(Recorded data)
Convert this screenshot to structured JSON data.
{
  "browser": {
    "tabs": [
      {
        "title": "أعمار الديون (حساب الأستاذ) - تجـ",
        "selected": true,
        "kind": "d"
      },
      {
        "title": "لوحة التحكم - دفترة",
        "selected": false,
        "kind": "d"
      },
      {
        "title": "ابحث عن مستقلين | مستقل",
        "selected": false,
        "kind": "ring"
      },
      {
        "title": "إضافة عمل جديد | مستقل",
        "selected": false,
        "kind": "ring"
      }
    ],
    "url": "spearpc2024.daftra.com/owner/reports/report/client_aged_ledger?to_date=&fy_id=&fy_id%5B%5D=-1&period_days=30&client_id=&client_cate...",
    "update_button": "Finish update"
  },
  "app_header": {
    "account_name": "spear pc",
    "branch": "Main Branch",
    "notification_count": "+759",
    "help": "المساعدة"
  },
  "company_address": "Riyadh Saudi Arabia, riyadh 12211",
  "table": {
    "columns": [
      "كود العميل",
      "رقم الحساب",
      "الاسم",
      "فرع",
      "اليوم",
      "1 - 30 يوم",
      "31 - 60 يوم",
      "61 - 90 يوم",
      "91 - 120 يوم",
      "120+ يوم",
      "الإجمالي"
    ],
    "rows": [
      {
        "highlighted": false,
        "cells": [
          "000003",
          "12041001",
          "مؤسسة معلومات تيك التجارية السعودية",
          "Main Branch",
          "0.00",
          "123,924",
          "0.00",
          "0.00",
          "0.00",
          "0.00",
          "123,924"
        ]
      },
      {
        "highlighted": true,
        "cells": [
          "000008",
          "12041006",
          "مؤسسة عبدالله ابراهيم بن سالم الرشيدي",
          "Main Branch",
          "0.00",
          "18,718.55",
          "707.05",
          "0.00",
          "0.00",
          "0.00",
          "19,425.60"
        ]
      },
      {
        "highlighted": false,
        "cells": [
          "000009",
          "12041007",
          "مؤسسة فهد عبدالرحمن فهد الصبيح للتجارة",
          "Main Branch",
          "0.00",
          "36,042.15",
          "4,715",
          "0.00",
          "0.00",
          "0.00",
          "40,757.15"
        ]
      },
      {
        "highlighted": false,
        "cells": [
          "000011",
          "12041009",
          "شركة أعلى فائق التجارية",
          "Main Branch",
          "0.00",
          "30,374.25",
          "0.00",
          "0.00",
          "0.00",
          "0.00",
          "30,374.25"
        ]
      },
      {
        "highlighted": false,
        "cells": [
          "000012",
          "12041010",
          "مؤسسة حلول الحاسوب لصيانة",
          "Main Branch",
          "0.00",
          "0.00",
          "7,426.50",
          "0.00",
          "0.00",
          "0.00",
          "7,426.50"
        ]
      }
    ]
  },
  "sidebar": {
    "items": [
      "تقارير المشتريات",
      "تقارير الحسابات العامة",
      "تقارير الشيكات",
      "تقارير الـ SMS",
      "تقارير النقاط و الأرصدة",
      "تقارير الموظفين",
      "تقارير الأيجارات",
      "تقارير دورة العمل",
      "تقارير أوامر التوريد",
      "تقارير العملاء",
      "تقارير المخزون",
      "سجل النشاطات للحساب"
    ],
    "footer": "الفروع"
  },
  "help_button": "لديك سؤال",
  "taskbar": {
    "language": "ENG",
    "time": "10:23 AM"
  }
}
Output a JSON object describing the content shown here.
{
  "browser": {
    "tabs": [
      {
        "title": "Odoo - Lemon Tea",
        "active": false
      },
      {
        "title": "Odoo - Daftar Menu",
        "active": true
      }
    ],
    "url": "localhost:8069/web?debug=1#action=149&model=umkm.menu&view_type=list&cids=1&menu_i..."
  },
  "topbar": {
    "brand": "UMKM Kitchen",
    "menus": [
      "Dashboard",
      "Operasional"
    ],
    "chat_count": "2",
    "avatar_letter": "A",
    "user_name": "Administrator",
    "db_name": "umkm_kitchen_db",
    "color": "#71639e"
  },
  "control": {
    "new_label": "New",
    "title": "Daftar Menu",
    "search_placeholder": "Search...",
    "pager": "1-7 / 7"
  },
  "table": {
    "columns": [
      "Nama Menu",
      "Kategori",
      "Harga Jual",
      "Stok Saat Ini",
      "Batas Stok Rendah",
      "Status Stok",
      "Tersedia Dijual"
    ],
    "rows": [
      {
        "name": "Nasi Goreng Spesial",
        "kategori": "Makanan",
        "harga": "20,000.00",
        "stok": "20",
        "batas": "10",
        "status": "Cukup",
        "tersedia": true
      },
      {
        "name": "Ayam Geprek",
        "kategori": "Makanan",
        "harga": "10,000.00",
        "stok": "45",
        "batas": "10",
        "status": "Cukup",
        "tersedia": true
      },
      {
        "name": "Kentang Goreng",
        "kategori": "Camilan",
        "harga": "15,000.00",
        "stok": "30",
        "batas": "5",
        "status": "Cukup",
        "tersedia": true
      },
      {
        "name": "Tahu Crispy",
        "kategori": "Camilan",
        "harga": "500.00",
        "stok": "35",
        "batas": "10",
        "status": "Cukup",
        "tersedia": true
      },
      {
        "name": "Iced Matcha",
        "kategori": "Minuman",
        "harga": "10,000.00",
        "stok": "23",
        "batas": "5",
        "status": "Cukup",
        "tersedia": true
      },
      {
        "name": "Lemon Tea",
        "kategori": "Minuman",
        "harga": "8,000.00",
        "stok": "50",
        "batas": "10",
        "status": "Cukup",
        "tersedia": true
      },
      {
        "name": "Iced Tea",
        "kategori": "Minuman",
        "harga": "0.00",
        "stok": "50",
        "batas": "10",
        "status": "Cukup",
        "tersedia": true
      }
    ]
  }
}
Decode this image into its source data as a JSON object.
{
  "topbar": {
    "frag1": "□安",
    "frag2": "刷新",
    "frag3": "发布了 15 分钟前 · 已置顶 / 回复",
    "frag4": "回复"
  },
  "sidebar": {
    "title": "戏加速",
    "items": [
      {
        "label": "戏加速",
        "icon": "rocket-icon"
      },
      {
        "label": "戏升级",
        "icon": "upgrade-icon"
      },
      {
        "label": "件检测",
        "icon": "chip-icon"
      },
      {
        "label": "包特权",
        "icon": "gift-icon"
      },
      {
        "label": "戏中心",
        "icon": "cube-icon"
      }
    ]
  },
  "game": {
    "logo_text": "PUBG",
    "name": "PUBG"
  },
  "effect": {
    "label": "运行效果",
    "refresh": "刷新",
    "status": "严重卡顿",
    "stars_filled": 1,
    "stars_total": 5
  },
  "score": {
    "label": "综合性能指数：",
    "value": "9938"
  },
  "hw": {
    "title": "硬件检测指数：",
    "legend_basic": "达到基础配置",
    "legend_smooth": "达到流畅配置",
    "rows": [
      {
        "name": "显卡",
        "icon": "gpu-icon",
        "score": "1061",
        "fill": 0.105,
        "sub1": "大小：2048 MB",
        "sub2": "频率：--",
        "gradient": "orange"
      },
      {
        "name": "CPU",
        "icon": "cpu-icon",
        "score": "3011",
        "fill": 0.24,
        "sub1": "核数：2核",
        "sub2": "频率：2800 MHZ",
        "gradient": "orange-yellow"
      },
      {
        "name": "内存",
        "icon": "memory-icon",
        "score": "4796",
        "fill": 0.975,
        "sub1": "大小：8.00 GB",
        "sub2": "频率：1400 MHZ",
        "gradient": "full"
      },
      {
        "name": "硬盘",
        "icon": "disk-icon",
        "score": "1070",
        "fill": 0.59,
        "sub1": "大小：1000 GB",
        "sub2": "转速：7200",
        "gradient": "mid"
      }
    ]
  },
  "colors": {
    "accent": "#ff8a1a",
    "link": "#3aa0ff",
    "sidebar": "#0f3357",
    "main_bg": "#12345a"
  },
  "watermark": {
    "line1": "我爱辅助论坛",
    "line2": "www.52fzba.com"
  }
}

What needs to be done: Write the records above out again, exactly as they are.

Response area:
Convert this screenshot to structured JSON data.
{
  "browser": {
    "tabs": [
      {
        "title": "أعمار الديون (حساب الأستاذ) - تجـ",
        "selected": true,
        "kind": "d"
      },
      {
        "title": "لوحة التحكم - دفترة",
        "selected": false,
        "kind": "d"
      },
      {
        "title": "ابحث عن مستقلين | مستقل",
        "selected": false,
        "kind": "ring"
      },
      {
        "title": "إضافة عمل جديد | مستقل",
        "selected": false,
        "kind": "ring"
      }
    ],
    "url": "spearpc2024.daftra.com/owner/reports/report/client_aged_ledger?to_date=&fy_id=&fy_id%5B%5D=-1&period_days=30&client_id=&client_cate...",
    "update_button": "Finish update"
  },
  "app_header": {
    "account_name": "spear pc",
    "branch": "Main Branch",
    "notification_count": "+759",
    "help": "المساعدة"
  },
  "company_address": "Riyadh Saudi Arabia, riyadh 12211",
  "table": {
    "columns": [
      "كود العميل",
      "رقم الحساب",
      "الاسم",
      "فرع",
      "اليوم",
      "1 - 30 يوم",
      "31 - 60 يوم",
      "61 - 90 يوم",
      "91 - 120 يوم",
      "120+ يوم",
      "الإجمالي"
    ],
    "rows": [
      {
        "highlighted": false,
        "cells": [
          "000003",
          "12041001",
          "مؤسسة معلومات تيك التجارية السعودية",
          "Main Branch",
          "0.00",
          "123,924",
          "0.00",
          "0.00",
          "0.00",
          "0.00",
          "123,924"
        ]
      },
      {
        "highlighted": true,
        "cells": [
          "000008",
          "12041006",
          "مؤسسة عبدالله ابراهيم بن سالم الرشيدي",
          "Main Branch",
          "0.00",
          "18,718.55",
          "707.05",
          "0.00",
          "0.00",
          "0.00",
          "19,425.60"
        ]
      },
      {
        "highlighted": false,
        "cells": [
          "000009",
          "12041007",
          "مؤسسة فهد عبدالرحمن فهد الصبيح للتجارة",
          "Main Branch",
          "0.00",
          "36,042.15",
          "4,715",
          "0.00",
          "0.00",
          "0.00",
          "40,757.15"
        ]
      },
      {
        "highlighted": false,
        "cells": [
          "000011",
          "12041009",
          "شركة أعلى فائق التجارية",
          "Main Branch",
          "0.00",
          "30,374.25",
          "0.00",
          "0.00",
          "0.00",
          "0.00",
          "30,374.25"
        ]
      },
      {
        "highlighted": false,
        "cells": [
          "000012",
          "12041010",
          "مؤسسة حلول الحاسوب لصيانة",
          "Main Branch",
          "0.00",
          "0.00",
          "7,426.50",
          "0.00",
          "0.00",
          "0.00",
          "7,426.50"
        ]
      }
    ]
  },
  "sidebar": {
    "items": [
      "تقارير المشتريات",
      "تقارير الحسابات العامة",
      "تقارير الشيكات",
      "تقارير الـ SMS",
      "تقارير النقاط و الأرصدة",
      "تقارير الموظفين",
      "تقارير الأيجارات",
      "تقارير دورة العمل",
      "تقارير أوامر التوريد",
      "تقارير العملاء",
      "تقارير المخزون",
      "سجل النشاطات للحساب"
    ],
    "footer": "الفروع"
  },
  "help_button": "لديك سؤال",
  "taskbar": {
    "language": "ENG",
    "time": "10:23 AM"
  }
}
Output a JSON object describing the content shown here.
{
  "browser": {
    "tabs": [
      {
        "title": "Odoo - Lemon Tea",
        "active": false
      },
      {
        "title": "Odoo - Daftar Menu",
        "active": true
      }
    ],
    "url": "localhost:8069/web?debug=1#action=149&model=umkm.menu&view_type=list&cids=1&menu_i..."
  },
  "topbar": {
    "brand": "UMKM Kitchen",
    "menus": [
      "Dashboard",
      "Operasional"
    ],
    "chat_count": "2",
    "avatar_letter": "A",
    "user_name": "Administrator",
    "db_name": "umkm_kitchen_db",
    "color": "#71639e"
  },
  "control": {
    "new_label": "New",
    "title": "Daftar Menu",
    "search_placeholder": "Search...",
    "pager": "1-7 / 7"
  },
  "table": {
    "columns": [
      "Nama Menu",
      "Kategori",
      "Harga Jual",
      "Stok Saat Ini",
      "Batas Stok Rendah",
      "Status Stok",
      "Tersedia Dijual"
    ],
    "rows": [
      {
        "name": "Nasi Goreng Spesial",
        "kategori": "Makanan",
        "harga": "20,000.00",
        "stok": "20",
        "batas": "10",
        "status": "Cukup",
        "tersedia": true
      },
      {
        "name": "Ayam Geprek",
        "kategori": "Makanan",
        "harga": "10,000.00",
        "stok": "45",
        "batas": "10",
        "status": "Cukup",
        "tersedia": true
      },
      {
        "name": "Kentang Goreng",
        "kategori": "Camilan",
        "harga": "15,000.00",
        "stok": "30",
        "batas": "5",
        "status": "Cukup",
        "tersedia": true
      },
      {
        "name": "Tahu Crispy",
        "kategori": "Camilan",
        "harga": "500.00",
        "stok": "35",
        "batas": "10",
        "status": "Cukup",
        "tersedia": true
      },
      {
        "name": "Iced Matcha",
        "kategori": "Minuman",
        "harga": "10,000.00",
        "stok": "23",
        "batas": "5",
        "status": "Cukup",
        "tersedia": true
      },
      {
        "name": "Lemon Tea",
        "kategori": "Minuman",
        "harga": "8,000.00",
        "stok": "50",
        "batas": "10",
        "status": "Cukup",
        "tersedia": true
      },
      {
        "name": "Iced Tea",
        "kategori": "Minuman",
        "harga": "0.00",
        "stok": "50",
        "batas": "10",
        "status": "Cukup",
        "tersedia": true
      }
    ]
  }
}
Decode this image into its source data as a JSON object.
{
  "topbar": {
    "frag1": "□安",
    "frag2": "刷新",
    "frag3": "发布了 15 分钟前 · 已置顶 / 回复",
    "frag4": "回复"
  },
  "sidebar": {
    "title": "戏加速",
    "items": [
      {
        "label": "戏加速",
        "icon": "rocket-icon"
      },
      {
        "label": "戏升级",
        "icon": "upgrade-icon"
      },
      {
        "label": "件检测",
        "icon": "chip-icon"
      },
      {
        "label": "包特权",
        "icon": "gift-icon"
      },
      {
        "label": "戏中心",
        "icon": "cube-icon"
      }
    ]
  },
  "game": {
    "logo_text": "PUBG",
    "name": "PUBG"
  },
  "effect": {
    "label": "运行效果",
    "refresh": "刷新",
    "status": "严重卡顿",
    "stars_filled": 1,
    "stars_total": 5
  },
  "score": {
    "label": "综合性能指数：",
    "value": "9938"
  },
  "hw": {
    "title": "硬件检测指数：",
    "legend_basic": "达到基础配置",
    "legend_smooth": "达到流畅配置",
    "rows": [
      {
        "name": "显卡",
        "icon": "gpu-icon",
        "score": "1061",
        "fill": 0.105,
        "sub1": "大小：2048 MB",
        "sub2": "频率：--",
        "gradient": "orange"
      },
      {
        "name": "CPU",
        "icon": "cpu-icon",
        "score": "3011",
        "fill": 0.24,
        "sub1": "核数：2核",
        "sub2": "频率：2800 MHZ",
        "gradient": "orange-yellow"
      },
      {
        "name": "内存",
        "icon": "memory-icon",
        "score": "4796",
        "fill": 0.975,
        "sub1": "大小：8.00 GB",
        "sub2": "频率：1400 MHZ",
        "gradient": "full"
      },
      {
        "name": "硬盘",
        "icon": "disk-icon",
        "score": "1070",
        "fill": 0.59,
        "sub1": "大小：1000 GB",
        "sub2": "转速：7200",
        "gradient": "mid"
      }
    ]
  },
  "colors": {
    "accent": "#ff8a1a",
    "link": "#3aa0ff",
    "sidebar": "#0f3357",
    "main_bg": "#12345a"
  },
  "watermark": {
    "line1": "我爱辅助论坛",
    "line2": "www.52fzba.com"
  }
}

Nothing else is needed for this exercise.